First, when help is offered by a sighted person, the blind or visually impaired person must determine if the help is offered in a spirit of kindness and not offered from pity or a sense of duty. Very often, our families consist of many sited people, and we are outnumbered as blind or visually impaired persons. This can be a problem if our sited family members feel that they are obligated to help us with some task. Either they will just do the task for us, without giving us a chance to choose how we would like to go about doing that task, or they will try to assist us but they will get frustrated when we take too much time to complete the task.
Sometimes as blind or visually impaired people, we need special accommodations to achieve our goals, but this does not mean that we want to be treated like special people. What I mean is that we may need help to get from one place to another or to do any number of things, but that we don’t want to be patronized. It’s true that our visual impairment makes life difficult, but getting the wrong kind of help can make it even harder.
I believe that we all have some type of disability, and it would be wrong to judge us strictly because we have a harder time doing some things. A lot of times, our families feel it is their duty to help us by doing for us the tasks we cannot do or have trouble doing by ourselves. Sometimes we like for others to assist us by driving us somewhere or reading our mail for us. But other times, we would like to have a say in how others help us. I don’t want other people to just do everything for me because then my sense of dignity and independence is gone. Sometimes all that is needed is a little guidance – maybe just offering sighted guide to a blind or visually impaired person to help them reach their destination or perform some task.
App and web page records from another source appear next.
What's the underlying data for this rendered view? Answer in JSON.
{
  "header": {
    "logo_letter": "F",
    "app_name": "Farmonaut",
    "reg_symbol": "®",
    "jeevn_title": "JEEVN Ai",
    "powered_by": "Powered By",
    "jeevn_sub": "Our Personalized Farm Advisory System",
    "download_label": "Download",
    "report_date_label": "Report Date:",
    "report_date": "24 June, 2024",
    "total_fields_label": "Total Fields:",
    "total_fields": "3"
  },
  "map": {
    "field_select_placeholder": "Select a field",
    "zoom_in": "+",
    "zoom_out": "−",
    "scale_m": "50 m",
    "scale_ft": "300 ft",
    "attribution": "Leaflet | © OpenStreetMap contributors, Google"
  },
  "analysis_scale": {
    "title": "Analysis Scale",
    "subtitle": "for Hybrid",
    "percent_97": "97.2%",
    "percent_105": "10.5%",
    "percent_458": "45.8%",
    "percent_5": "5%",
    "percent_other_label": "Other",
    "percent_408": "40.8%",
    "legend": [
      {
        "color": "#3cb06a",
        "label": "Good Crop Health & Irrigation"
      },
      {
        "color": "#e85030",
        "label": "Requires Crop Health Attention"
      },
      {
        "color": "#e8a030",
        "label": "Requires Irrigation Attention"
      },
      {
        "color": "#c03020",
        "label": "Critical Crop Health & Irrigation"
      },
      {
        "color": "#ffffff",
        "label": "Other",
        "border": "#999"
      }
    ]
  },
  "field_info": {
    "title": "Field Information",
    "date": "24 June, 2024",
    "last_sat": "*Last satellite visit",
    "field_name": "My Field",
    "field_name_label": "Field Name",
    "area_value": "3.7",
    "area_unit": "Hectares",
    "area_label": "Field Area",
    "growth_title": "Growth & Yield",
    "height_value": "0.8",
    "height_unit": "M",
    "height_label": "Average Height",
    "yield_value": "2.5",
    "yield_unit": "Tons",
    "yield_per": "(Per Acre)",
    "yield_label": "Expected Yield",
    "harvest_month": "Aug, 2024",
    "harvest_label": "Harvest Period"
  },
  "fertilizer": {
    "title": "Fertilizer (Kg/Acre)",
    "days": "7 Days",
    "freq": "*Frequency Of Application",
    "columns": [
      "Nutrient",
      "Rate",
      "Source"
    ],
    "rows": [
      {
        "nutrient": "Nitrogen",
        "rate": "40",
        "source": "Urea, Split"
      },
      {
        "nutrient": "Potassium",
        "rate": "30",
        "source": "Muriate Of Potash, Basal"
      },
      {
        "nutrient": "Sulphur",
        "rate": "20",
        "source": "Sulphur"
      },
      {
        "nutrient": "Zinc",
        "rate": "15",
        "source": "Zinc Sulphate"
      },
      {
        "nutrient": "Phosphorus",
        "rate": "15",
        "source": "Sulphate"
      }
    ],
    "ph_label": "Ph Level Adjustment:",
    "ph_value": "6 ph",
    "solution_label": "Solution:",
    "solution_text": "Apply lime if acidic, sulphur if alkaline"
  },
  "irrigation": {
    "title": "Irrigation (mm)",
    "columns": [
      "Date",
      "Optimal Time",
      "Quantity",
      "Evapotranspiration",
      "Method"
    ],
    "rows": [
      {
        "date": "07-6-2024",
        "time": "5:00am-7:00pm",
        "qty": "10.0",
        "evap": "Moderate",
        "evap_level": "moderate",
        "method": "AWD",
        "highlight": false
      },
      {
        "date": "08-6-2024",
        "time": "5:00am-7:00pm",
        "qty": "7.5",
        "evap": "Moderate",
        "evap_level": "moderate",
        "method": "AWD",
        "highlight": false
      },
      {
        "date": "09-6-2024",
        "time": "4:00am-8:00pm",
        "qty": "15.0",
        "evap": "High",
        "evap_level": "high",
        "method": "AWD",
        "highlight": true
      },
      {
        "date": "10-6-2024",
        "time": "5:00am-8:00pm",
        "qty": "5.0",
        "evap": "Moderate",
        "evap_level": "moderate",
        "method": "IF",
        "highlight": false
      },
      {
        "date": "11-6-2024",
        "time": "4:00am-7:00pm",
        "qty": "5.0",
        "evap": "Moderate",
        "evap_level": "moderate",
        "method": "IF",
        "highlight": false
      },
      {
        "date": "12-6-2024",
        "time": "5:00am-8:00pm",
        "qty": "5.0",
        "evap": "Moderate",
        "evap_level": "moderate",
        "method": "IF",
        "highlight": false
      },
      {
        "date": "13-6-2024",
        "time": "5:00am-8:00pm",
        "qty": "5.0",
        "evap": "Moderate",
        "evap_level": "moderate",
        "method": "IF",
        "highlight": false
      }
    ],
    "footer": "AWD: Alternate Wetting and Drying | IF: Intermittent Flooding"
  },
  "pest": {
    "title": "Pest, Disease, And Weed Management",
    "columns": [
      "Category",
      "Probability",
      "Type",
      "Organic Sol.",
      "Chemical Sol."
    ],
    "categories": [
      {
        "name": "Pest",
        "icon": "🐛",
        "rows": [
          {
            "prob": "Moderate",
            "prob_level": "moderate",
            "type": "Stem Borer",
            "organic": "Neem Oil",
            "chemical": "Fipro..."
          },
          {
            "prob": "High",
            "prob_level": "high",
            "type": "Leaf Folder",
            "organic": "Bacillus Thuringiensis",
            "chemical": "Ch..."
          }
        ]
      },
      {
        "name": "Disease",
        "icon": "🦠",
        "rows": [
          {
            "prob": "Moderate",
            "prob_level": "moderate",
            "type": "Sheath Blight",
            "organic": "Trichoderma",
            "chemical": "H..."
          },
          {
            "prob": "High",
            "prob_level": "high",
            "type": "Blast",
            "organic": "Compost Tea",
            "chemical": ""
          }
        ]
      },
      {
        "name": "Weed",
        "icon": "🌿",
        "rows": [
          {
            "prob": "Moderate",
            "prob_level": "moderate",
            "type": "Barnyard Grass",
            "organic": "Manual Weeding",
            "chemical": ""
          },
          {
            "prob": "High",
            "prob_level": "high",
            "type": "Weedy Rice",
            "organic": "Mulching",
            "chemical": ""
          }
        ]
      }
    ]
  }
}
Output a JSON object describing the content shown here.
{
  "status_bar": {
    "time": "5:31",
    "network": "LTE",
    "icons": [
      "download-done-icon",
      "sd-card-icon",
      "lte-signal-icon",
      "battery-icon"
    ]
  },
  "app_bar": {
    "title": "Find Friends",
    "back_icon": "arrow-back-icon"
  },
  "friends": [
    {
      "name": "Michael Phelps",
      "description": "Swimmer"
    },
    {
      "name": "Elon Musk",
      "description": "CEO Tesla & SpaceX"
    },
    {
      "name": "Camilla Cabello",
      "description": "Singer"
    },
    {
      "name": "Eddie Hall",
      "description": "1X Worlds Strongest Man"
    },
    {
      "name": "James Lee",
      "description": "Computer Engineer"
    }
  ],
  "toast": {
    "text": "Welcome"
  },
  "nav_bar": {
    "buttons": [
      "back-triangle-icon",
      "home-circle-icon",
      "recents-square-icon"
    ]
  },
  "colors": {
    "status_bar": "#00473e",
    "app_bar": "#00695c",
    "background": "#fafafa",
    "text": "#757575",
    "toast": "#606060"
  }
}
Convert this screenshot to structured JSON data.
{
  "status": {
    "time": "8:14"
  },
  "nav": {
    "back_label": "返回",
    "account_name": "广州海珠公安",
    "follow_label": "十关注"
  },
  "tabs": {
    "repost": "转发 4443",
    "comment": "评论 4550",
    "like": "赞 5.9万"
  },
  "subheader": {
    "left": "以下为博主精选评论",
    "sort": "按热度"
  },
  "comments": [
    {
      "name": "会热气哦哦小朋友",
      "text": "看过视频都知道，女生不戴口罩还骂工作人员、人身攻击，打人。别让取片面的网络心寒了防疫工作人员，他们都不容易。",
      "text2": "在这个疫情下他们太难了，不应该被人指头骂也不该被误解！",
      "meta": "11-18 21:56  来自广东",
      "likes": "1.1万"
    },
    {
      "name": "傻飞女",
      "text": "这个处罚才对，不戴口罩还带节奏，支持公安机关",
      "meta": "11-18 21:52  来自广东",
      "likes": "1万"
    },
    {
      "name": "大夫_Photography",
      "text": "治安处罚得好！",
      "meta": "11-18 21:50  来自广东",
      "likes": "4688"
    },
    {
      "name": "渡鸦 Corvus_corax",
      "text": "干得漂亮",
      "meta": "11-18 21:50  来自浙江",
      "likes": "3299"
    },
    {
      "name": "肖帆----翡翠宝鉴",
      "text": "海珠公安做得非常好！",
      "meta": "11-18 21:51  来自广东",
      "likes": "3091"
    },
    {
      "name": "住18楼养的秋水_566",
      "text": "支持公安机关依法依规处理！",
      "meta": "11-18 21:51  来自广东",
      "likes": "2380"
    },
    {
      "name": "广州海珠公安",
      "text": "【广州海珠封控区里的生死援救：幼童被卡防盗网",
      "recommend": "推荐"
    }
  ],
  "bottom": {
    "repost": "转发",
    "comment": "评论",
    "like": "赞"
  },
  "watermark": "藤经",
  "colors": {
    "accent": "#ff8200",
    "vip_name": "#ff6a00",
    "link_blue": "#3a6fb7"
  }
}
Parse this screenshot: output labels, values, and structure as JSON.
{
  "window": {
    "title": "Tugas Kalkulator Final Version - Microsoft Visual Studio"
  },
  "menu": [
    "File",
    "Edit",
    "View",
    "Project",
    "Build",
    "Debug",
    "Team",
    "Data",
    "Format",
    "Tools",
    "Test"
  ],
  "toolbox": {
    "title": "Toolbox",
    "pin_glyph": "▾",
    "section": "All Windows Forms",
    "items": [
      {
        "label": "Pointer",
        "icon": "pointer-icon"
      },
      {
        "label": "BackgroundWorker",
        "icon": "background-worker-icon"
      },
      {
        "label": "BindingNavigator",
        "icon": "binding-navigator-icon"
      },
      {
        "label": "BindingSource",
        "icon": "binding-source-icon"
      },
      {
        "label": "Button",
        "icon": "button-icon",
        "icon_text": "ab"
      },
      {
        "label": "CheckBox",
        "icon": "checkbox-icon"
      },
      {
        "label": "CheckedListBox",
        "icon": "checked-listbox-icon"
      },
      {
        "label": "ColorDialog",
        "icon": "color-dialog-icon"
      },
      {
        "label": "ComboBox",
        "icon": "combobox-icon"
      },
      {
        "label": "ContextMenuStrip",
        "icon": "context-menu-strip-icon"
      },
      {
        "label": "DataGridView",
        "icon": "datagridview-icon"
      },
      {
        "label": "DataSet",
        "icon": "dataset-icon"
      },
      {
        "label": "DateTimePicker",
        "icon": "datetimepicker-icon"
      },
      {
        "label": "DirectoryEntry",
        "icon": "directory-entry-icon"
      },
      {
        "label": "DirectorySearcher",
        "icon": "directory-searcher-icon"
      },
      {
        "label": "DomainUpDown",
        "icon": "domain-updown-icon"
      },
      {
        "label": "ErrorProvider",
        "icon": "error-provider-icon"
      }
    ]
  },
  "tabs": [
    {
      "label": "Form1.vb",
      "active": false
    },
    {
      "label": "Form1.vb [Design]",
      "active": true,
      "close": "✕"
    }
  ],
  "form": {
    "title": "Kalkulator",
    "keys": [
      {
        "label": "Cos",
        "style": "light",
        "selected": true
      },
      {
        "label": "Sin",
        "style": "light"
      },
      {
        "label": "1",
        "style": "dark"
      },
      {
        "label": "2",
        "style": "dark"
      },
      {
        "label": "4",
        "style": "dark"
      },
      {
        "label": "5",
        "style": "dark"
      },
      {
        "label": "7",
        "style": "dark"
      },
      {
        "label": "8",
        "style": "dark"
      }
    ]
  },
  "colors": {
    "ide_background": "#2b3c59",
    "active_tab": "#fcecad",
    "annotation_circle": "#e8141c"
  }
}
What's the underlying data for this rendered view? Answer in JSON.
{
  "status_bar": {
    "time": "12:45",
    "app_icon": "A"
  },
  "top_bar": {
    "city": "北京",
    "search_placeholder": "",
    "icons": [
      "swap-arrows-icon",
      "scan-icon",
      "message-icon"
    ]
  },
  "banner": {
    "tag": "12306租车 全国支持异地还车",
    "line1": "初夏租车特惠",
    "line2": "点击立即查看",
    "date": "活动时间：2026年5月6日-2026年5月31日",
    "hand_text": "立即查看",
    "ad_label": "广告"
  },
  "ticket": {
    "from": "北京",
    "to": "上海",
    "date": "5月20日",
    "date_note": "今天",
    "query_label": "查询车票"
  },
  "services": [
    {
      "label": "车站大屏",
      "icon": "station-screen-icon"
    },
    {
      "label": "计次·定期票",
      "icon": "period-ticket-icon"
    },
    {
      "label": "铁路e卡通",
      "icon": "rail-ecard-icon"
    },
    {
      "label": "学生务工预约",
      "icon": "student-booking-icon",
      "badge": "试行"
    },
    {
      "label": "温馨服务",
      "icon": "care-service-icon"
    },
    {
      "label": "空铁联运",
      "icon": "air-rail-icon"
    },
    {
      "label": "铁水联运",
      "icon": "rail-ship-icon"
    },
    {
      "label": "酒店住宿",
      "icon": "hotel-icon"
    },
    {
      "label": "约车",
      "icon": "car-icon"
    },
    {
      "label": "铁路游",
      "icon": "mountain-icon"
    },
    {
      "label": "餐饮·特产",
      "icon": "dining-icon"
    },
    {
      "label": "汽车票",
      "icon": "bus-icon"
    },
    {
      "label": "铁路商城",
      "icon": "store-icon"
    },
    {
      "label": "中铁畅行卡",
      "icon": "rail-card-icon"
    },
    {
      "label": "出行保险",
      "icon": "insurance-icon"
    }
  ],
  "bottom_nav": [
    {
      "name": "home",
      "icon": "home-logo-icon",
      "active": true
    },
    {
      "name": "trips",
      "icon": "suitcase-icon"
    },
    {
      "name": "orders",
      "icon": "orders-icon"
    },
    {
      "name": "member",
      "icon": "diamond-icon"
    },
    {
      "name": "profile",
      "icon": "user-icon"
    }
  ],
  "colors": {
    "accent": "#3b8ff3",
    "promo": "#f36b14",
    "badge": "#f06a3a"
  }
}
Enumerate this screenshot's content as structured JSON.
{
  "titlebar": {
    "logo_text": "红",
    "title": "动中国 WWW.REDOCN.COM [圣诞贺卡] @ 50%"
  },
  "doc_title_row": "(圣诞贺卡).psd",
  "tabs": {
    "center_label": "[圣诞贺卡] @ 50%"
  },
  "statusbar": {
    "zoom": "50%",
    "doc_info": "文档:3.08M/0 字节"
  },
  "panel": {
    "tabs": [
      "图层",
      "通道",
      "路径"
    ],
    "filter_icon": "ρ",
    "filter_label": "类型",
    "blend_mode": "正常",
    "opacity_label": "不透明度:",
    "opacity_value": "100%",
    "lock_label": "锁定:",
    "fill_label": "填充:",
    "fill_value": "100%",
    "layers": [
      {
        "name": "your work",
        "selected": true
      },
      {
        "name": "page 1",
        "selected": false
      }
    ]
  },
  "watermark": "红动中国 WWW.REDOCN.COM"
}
For example, when a blind or visually impaired person asks you to assist them in acquiring a glass of punch, don’t just assume that means that now you must go and get the punch while they just sit there. Maybe that is what they want from you, but quite possibly, they mean that they would like you to help them find the table with the punch on it and help them serve themselves. This second form of help is much more dignified, and the blind or visually impaired person will feel more grateful because you took the extra time to assist them with their request.
For this very reason, most of our families just do the things we ask for us in order to save time and energy. But then we don’t get the opportunity to choose how these tasks are done. If we could see, we would certainly have the option of doing these tasks by ourselves, and therefore, we would be able to do them how we want. But because we cannot see, or our vision is limited, it very often follows that our choices get limited as well. This hinders us more than not being able to see!
When our choices are limited, we feel more dependent and more helpless. Our inability to see as we would like makes us feel inferior to other people because we don’t get to do things the way we would like to do them. There are many frustrations that come with having to change or adapt the way we do things because of our vision, but that doesn’t mean we should have to put up with the limitations our sighted friends, family, and people in general create for us. It is difficult to determine just how much your blind or visually impaired friend or family member is – and how capable they are at performing certain tasks. Therefore, it is necessary to ask them what type of help they need. Maybe they want you to drive them to the store, but they can still find everything they need, or maybe they do need your help in the store. These limitations can be avoided if we all remember two things.
1. For the blind or visually impaired person to clearly state what kind of help they need.
2. For the sited person assisting that individual to be receptive to their specific needs and to do just what is asked and no more and no less.
It is hard sometimes to just sit back and watch while we try to figure things out ourselves and not to offer more assistance then we desire, but equally in my experience, it is hard for us to ask for the kind of assistance we require. Sometimes the reason we end up resenting those who help us is partly due to the fact that we aren’t very clear about the type of help we want. We may say, “ I would like some punch,” but fail to explain that we would like to have help finding the table the punch is on.
I believe compassion is always important when trying to assist someone with a disability; however, doing everything for that person may actually cripple them further. There are those people who do not have any compassion at all, and both extremes are very bad. The reason I’m writing this article, is to provide some idea of just what kind of help may be beneficial or detrimental to us as blind and visually impaired people. I hope this article will be able to show sighted people everywhere how to give just the right amount and type of help required to assist those of us with disabilities – without creating resentment from placing limitations upon us.
It is essential to give from a sense of compassion – and, above all, to consider the disabled person’s wishes when assisting them. May we all live better by applying this rule. Above all else, may we breathe deep and seek peace with every moment of our lives.